ABUJA—The Federal Government, yesterday, explained why it would pursue the six-count charge initiated against the suspended Chief Justice of Nigeria, CJN, Justice Walter Onnoghen, to its logical conclusion.
The government, through its lawyer, Mr. Aliyu Umar, SAN, insisted that Justice Onnoghen, who was suspended from office by President Muhammadu Buhari on January 25, acted in breach of the oath he took as a public officer. It maintained that contrary to Onnoghen’s contention, he was not charged for misconducting himself as a judicial officer, but for violating the code of conduct for public officers enshrined in the 1999 Constitution, as amended.
The government said it was, therefore, unnecessary for it to first, channel the allegation against the suspended CJN to the National Judicial Council, NJC, for consideration since the Code of Conduct Bureau, CCB, was statutorily empowered to investigate and prosecute such infraction. Consequently, it urged the Danladi Umar-led three-man panel tribunal to okay full-blown hearing of the charge against Onnoghen
I deserve fair hearing, suspended CJN insists Government took the position on a day the suspended CJN, who mounted the dock for the second time, challenged the powers of the tribunal to entertain the charge, which he said was grossly bereft of any merit. Onnoghen, through his lawyer, Chief Adegboyega Awolowo, SAN, said he was afraid that he would not be accorded fair hearing by the tribunal he described as an appendage of the Presidency.
He insisted that he was entitled to fair hearing by an independent and impartial tribunal, under section 36(1) of the 1999 Constitution, as amended. Specifically, the defendant argued that the CCB, which recommended his trial; Attorney-General of the Federation, who is prosecuting him, and the tribunal itself, were all answerable to the executive arm of the government.
“The tenet of fair hearing is that no one should be a judge in his own case. It is our position that the principle of natural justice, equity and good conscience requires that the defendant’s right to fair hearing deserve a thorough examination by this tribunal,” Awomolo submitted.

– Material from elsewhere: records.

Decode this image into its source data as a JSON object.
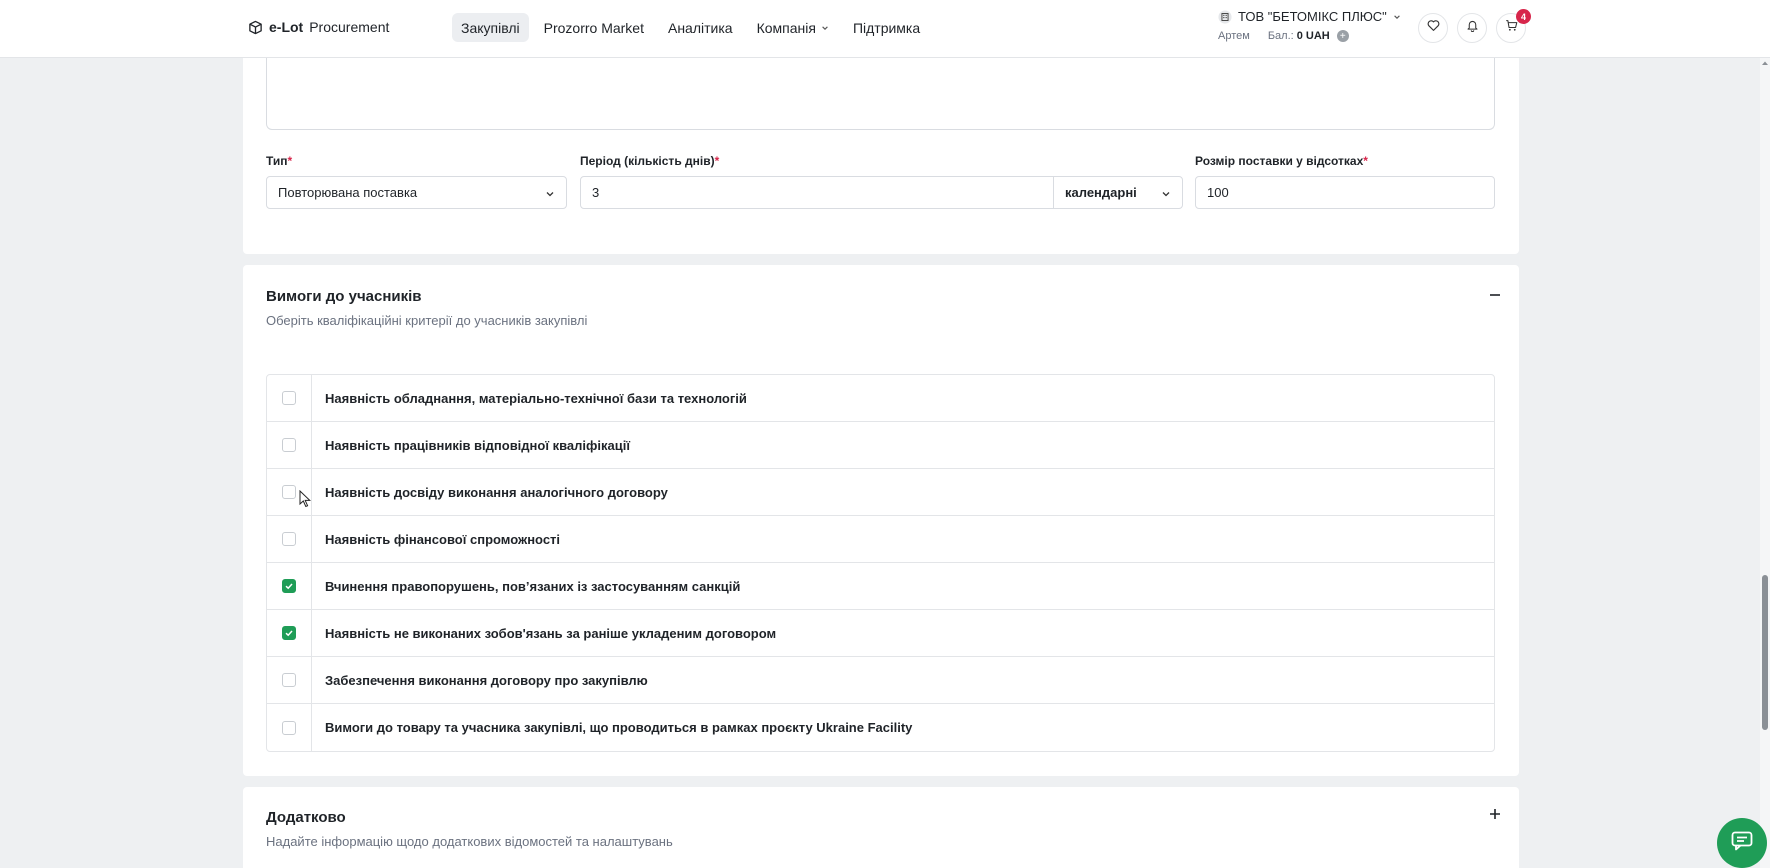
{
  "header": {
    "logo_bold": "e-Lot",
    "logo_light": "Procurement",
    "nav": [
      {
        "label": "Закупівлі",
        "active": true
      },
      {
        "label": "Prozorro Market",
        "active": false
      },
      {
        "label": "Аналітика",
        "active": false
      },
      {
        "label": "Компанія",
        "active": false,
        "dropdown": true
      },
      {
        "label": "Підтримка",
        "active": false
      }
    ],
    "company_name": "ТОВ \"БЕТОМІКС ПЛЮС\"",
    "user_name": "Артем",
    "balance_label": "Бал.:",
    "balance_value": "0 UAH",
    "cart_badge": "4"
  },
  "delivery": {
    "type_label": "Тип",
    "type_value": "Повторювана поставка",
    "period_label": "Період (кількість днів)",
    "period_value": "3",
    "period_unit": "календарні",
    "size_label": "Розмір поставки у відсотках",
    "size_value": "100",
    "required_mark": "*"
  },
  "requirements": {
    "title": "Вимоги до учасників",
    "subtitle": "Оберіть кваліфікаційні критерії до учасників закупівлі",
    "items": [
      {
        "label": "Наявність обладнання, матеріально-технічної бази та технологій",
        "checked": false
      },
      {
        "label": "Наявність працівників відповідної кваліфікації",
        "checked": false
      },
      {
        "label": "Наявність досвіду виконання аналогічного договору",
        "checked": false
      },
      {
        "label": "Наявність фінансової спроможності",
        "checked": false
      },
      {
        "label": "Вчинення правопорушень, пов’язаних із застосуванням санкцій",
        "checked": true
      },
      {
        "label": "Наявність не виконаних зобов'язань за раніше укладеним договором",
        "checked": true
      },
      {
        "label": "Забезпечення виконання договору про закупівлю",
        "checked": false
      },
      {
        "label": "Вимоги до товару та учасника закупівлі, що проводиться в рамках проєкту Ukraine Facility",
        "checked": false
      }
    ]
  },
  "extra": {
    "title": "Додатково",
    "subtitle": "Надайте інформацію щодо додаткових відомостей та налаштувань"
  },
  "colors": {
    "accent_green": "#1f9d57",
    "badge_red": "#d7264b",
    "page_bg": "#eef0f2"
  },
  "icons": {
    "logo": "cube-icon",
    "company": "building-icon",
    "favorites": "heart-icon",
    "notifications": "bell-icon",
    "cart": "cart-icon",
    "collapse": "minus-icon",
    "expand": "plus-icon",
    "chat": "chat-icon"
  }
}
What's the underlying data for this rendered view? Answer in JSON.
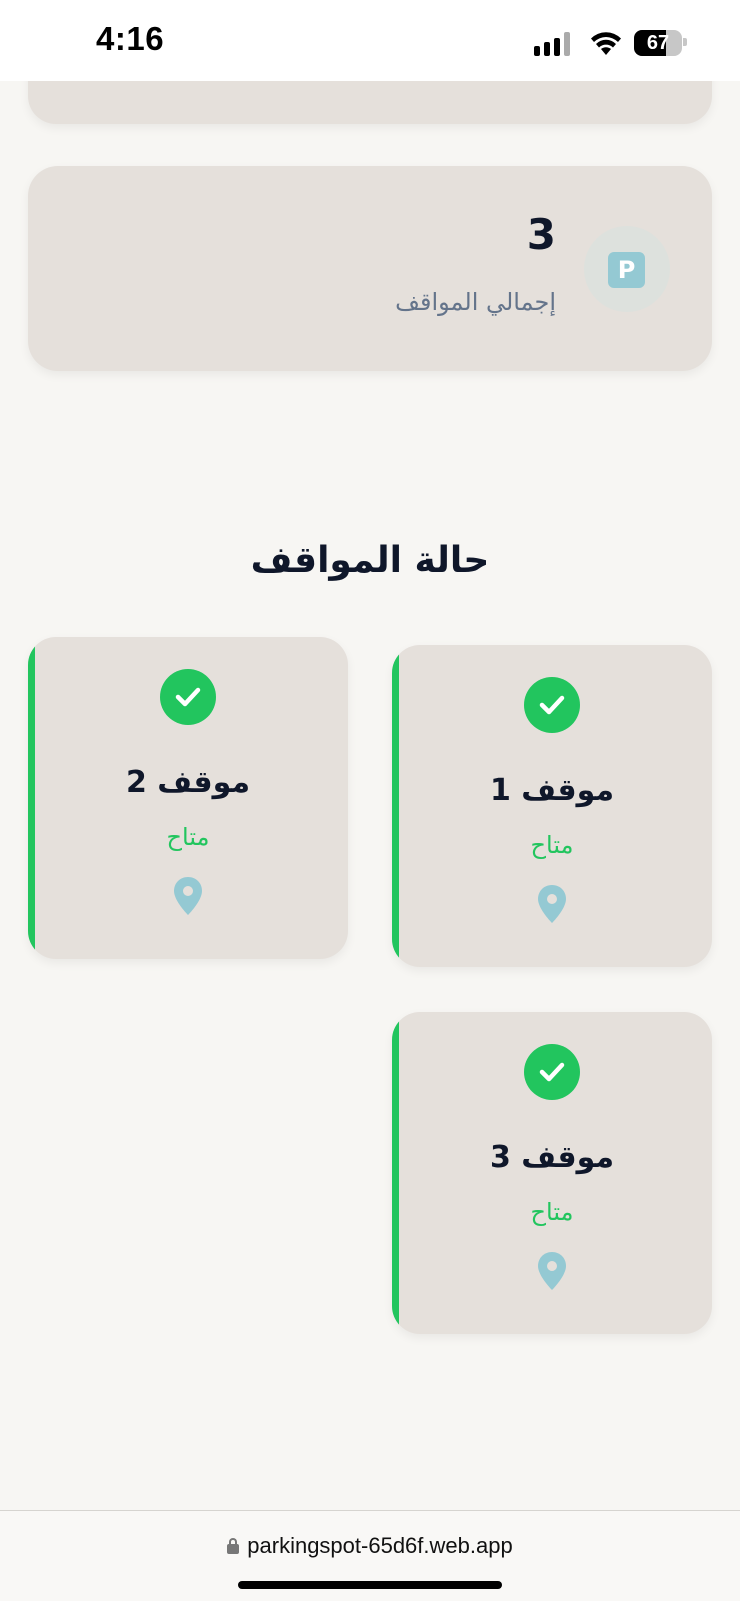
{
  "status_bar": {
    "time": "4:16",
    "battery": "67",
    "battery_level": 0.67
  },
  "total_card": {
    "value": "3",
    "label": "إجمالي المواقف",
    "icon_letter": "P"
  },
  "section": {
    "title": "حالة المواقف"
  },
  "spots": [
    {
      "name": "موقف 1",
      "status": "متاح"
    },
    {
      "name": "موقف 2",
      "status": "متاح"
    },
    {
      "name": "موقف 3",
      "status": "متاح"
    }
  ],
  "colors": {
    "accent": "#22c55e",
    "card": "#e5e0db",
    "pin": "#94c9d3"
  },
  "browser": {
    "url": "parkingspot-65d6f.web.app"
  }
}
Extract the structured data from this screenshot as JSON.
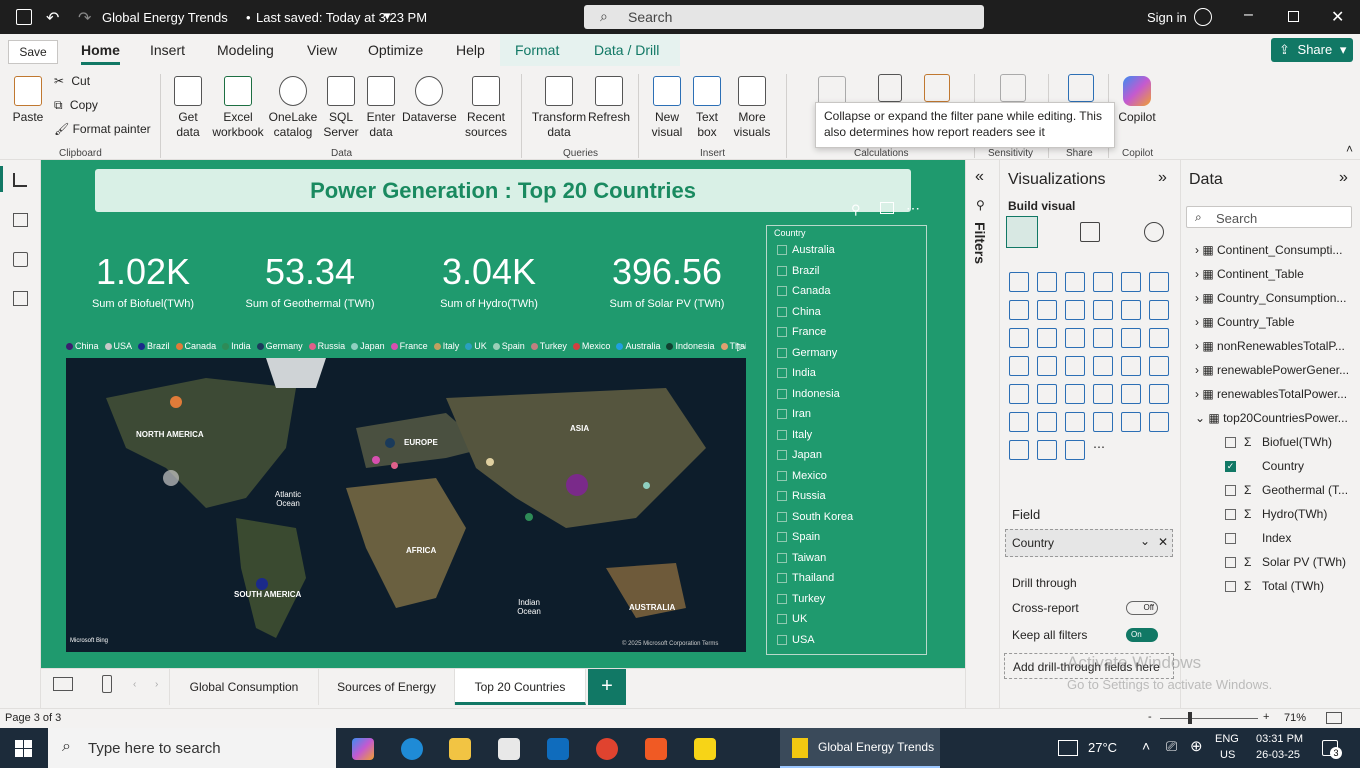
{
  "titlebar": {
    "title": "Global Energy Trends",
    "saved": "Last saved: Today at 3:23 PM",
    "search_placeholder": "Search",
    "signin": "Sign in"
  },
  "save_tooltip": "Save",
  "ribbon_tabs": [
    "Home",
    "Insert",
    "Modeling",
    "View",
    "Optimize",
    "Help",
    "Format",
    "Data / Drill"
  ],
  "share": "Share",
  "clipboard": {
    "paste": "Paste",
    "cut": "Cut",
    "copy": "Copy",
    "format_painter": "Format painter",
    "group": "Clipboard"
  },
  "data_group": {
    "get_data": "Get data",
    "excel": "Excel workbook",
    "onelake": "OneLake catalog",
    "sql": "SQL Server",
    "enter": "Enter data",
    "dataverse": "Dataverse",
    "recent": "Recent sources",
    "group": "Data"
  },
  "queries": {
    "transform": "Transform data",
    "refresh": "Refresh",
    "group": "Queries"
  },
  "insert": {
    "new_visual": "New visual",
    "text_box": "Text box",
    "more_visuals": "More visuals",
    "group": "Insert"
  },
  "calc_group": "Calculations",
  "sensitivity_group": "Sensitivity",
  "share_group": "Share",
  "copilot": {
    "label": "Copilot",
    "group": "Copilot"
  },
  "tooltip": "Collapse or expand the filter pane while editing. This also determines how report readers see it",
  "report": {
    "title": "Power Generation : Top 20 Countries",
    "kpis": [
      {
        "value": "1.02K",
        "label": "Sum of Biofuel(TWh)"
      },
      {
        "value": "53.34",
        "label": "Sum of Geothermal (TWh)"
      },
      {
        "value": "3.04K",
        "label": "Sum of Hydro(TWh)"
      },
      {
        "value": "396.56",
        "label": "Sum of Solar PV (TWh)"
      }
    ],
    "legend": [
      {
        "name": "China",
        "color": "#3b1e6e"
      },
      {
        "name": "USA",
        "color": "#c8c8c8"
      },
      {
        "name": "Brazil",
        "color": "#1b2a8a"
      },
      {
        "name": "Canada",
        "color": "#e07b39"
      },
      {
        "name": "India",
        "color": "#2e8b57"
      },
      {
        "name": "Germany",
        "color": "#1a3a5a"
      },
      {
        "name": "Russia",
        "color": "#e0608a"
      },
      {
        "name": "Japan",
        "color": "#8fd0c0"
      },
      {
        "name": "France",
        "color": "#d74fb0"
      },
      {
        "name": "Italy",
        "color": "#c0a060"
      },
      {
        "name": "UK",
        "color": "#2aa0c0"
      },
      {
        "name": "Spain",
        "color": "#9ad0b8"
      },
      {
        "name": "Turkey",
        "color": "#c08080"
      },
      {
        "name": "Mexico",
        "color": "#d04040"
      },
      {
        "name": "Australia",
        "color": "#20a0e0"
      },
      {
        "name": "Indonesia",
        "color": "#104030"
      },
      {
        "name": "Thailand",
        "color": "#e0a070"
      }
    ],
    "map_labels": {
      "na": "NORTH AMERICA",
      "eu": "EUROPE",
      "asia": "ASIA",
      "atl": "Atlantic Ocean",
      "af": "AFRICA",
      "sa": "SOUTH AMERICA",
      "ind": "Indian Ocean",
      "au": "AUSTRALIA",
      "bing": "Microsoft Bing",
      "copy": "© 2025 Microsoft Corporation  Terms"
    },
    "slicer_title": "Country",
    "slicer_items": [
      "Australia",
      "Brazil",
      "Canada",
      "China",
      "France",
      "Germany",
      "India",
      "Indonesia",
      "Iran",
      "Italy",
      "Japan",
      "Mexico",
      "Russia",
      "South Korea",
      "Spain",
      "Taiwan",
      "Thailand",
      "Turkey",
      "UK",
      "USA"
    ]
  },
  "pages": [
    "Global Consumption",
    "Sources of Energy",
    "Top 20 Countries"
  ],
  "status": {
    "page": "Page 3 of 3",
    "zoom": "71%"
  },
  "filters_label": "Filters",
  "viz": {
    "title": "Visualizations",
    "build": "Build visual",
    "field": "Field",
    "field_value": "Country",
    "drill": "Drill through",
    "cross": "Cross-report",
    "cross_state": "Off",
    "keep": "Keep all filters",
    "keep_state": "On",
    "add": "Add drill-through fields here"
  },
  "data": {
    "title": "Data",
    "search": "Search",
    "tables": [
      "Continent_Consumpti...",
      "Continent_Table",
      "Country_Consumption...",
      "Country_Table",
      "nonRenewablesTotalP...",
      "renewablePowerGener...",
      "renewablesTotalPower...",
      "top20CountriesPower..."
    ],
    "fields": [
      "Biofuel(TWh)",
      "Country",
      "Geothermal (T...",
      "Hydro(TWh)",
      "Index",
      "Solar PV (TWh)",
      "Total (TWh)"
    ]
  },
  "watermark": {
    "line1": "Activate Windows",
    "line2": "Go to Settings to activate Windows."
  },
  "taskbar": {
    "search": "Type here to search",
    "app": "Global Energy Trends",
    "temp": "27°C",
    "lang": "ENG",
    "region": "US",
    "time": "03:31 PM",
    "date": "26-03-25",
    "notif": "3"
  }
}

He noted that chairman of the tribunal,
Tribunal orders day-to-day hearing Meanwhile, in a bench ruling, chairman of the CCT, Mr. Umar, relied on section 396(2) of the Administration of Criminal Justice Act, ACJA, 2015, and Paragraph 5(5) of the Practice Direction of the CCT, and held that ruling on Onnoghen’s objections would be delivered alongside the substantive judgement. Umar equally held that the tribunal was empowered under section 396(3) of the ACJA to conduct